* _Exercise_
Using the word "JSON" as the filter, copy each matching line from the records.

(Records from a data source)
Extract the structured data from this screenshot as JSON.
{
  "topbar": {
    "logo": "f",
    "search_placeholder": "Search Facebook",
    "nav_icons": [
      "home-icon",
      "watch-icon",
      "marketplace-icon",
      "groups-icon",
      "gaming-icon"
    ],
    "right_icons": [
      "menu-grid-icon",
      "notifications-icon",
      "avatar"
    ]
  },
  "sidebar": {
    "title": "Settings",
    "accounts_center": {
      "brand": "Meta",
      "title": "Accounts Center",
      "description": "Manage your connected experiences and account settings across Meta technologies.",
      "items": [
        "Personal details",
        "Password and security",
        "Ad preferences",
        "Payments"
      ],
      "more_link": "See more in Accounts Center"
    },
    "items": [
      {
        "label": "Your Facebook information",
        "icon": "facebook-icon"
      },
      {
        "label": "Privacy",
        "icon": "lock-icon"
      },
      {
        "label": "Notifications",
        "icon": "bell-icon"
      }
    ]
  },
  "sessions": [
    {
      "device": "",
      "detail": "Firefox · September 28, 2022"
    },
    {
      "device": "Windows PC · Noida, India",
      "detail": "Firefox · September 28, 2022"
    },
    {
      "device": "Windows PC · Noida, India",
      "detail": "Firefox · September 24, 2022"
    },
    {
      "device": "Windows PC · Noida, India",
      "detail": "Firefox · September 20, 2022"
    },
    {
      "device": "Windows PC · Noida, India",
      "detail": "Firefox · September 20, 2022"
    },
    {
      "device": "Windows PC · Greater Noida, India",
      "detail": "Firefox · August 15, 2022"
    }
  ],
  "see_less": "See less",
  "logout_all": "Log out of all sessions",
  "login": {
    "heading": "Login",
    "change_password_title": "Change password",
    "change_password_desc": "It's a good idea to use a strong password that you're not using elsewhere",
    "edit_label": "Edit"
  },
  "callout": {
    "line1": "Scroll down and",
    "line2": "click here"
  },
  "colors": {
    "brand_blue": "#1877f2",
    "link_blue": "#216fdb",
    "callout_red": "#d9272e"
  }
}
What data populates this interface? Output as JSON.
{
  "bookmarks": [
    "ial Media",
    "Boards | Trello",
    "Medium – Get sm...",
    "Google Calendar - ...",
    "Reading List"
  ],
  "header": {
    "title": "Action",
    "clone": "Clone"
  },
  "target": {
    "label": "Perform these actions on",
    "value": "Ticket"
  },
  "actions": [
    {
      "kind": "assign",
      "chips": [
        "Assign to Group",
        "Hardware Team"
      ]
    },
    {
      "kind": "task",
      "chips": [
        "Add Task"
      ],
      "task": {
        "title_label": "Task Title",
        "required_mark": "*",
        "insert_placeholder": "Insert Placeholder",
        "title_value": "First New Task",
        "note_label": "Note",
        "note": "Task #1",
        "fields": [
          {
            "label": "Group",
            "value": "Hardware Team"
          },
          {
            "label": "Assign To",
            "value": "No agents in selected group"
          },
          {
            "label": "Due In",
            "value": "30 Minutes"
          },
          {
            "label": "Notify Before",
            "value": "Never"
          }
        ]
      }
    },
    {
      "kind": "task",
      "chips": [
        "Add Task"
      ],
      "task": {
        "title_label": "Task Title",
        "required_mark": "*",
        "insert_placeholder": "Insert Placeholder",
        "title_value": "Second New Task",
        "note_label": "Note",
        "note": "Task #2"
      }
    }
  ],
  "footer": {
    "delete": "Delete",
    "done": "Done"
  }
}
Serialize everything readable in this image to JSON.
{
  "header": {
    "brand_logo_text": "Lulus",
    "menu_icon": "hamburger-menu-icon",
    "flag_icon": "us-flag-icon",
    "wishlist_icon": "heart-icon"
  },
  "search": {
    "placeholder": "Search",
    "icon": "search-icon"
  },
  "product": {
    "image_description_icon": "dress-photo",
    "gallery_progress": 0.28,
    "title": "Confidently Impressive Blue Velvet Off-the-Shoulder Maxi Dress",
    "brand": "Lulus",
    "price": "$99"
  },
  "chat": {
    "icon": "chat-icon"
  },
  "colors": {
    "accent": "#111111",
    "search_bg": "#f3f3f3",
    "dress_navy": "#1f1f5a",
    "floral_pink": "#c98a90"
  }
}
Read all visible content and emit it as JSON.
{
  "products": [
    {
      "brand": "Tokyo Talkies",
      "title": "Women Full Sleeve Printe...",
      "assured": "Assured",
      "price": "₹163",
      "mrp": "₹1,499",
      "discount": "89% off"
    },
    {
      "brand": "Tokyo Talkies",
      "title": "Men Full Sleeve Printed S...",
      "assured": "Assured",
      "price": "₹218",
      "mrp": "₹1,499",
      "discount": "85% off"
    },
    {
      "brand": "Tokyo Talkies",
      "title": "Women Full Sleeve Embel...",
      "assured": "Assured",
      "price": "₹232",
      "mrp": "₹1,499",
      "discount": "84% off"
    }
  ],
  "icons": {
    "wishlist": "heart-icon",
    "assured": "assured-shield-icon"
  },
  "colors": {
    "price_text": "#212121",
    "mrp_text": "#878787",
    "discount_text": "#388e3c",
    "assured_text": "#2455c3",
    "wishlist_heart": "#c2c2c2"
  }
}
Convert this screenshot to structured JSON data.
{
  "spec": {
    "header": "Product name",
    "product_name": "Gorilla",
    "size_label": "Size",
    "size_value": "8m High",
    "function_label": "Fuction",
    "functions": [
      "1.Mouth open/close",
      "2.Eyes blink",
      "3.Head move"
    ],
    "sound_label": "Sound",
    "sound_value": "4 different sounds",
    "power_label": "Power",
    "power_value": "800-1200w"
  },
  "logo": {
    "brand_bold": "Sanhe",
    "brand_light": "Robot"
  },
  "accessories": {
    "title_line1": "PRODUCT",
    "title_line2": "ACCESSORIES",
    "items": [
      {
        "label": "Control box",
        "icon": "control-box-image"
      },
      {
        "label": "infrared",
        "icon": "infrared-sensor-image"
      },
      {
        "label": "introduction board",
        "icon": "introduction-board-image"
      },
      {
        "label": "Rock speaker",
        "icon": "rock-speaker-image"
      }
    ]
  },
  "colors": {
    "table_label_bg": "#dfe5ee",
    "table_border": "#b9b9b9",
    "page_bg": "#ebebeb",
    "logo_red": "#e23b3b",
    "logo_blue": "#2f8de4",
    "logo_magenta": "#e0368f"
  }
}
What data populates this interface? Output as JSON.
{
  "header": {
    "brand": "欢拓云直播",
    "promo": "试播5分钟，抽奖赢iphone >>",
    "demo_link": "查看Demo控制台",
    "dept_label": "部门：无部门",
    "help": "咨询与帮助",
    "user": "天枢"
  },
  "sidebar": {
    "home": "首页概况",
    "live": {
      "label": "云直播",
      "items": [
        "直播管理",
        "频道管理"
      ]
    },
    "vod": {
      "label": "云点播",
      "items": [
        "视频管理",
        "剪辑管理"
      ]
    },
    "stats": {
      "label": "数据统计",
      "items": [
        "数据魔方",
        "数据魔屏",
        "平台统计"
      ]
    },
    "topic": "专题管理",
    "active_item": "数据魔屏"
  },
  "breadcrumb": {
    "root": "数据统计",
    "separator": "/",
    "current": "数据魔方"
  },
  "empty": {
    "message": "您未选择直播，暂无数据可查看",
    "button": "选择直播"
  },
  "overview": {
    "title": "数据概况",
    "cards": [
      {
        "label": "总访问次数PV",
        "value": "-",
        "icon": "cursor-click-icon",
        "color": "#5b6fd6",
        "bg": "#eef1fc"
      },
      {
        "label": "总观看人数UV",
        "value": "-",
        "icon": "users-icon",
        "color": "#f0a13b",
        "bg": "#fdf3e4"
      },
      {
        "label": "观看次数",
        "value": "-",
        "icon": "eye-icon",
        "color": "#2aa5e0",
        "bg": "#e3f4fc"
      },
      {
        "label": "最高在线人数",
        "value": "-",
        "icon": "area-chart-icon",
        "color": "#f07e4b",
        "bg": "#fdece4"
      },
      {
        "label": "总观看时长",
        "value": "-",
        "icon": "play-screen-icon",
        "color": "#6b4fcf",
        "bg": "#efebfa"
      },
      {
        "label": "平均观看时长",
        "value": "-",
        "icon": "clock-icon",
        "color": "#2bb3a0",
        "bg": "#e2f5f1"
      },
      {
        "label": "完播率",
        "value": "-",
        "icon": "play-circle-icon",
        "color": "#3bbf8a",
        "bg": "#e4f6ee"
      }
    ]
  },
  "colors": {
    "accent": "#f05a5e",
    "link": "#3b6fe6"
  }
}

* _Task output_
Extract the structured data from this screenshot as JSON.
What data populates this interface? Output as JSON.
Serialize everything readable in this image to JSON.
Read all visible content and emit it as JSON.
Convert this screenshot to structured JSON data.
What data populates this interface? Output as JSON.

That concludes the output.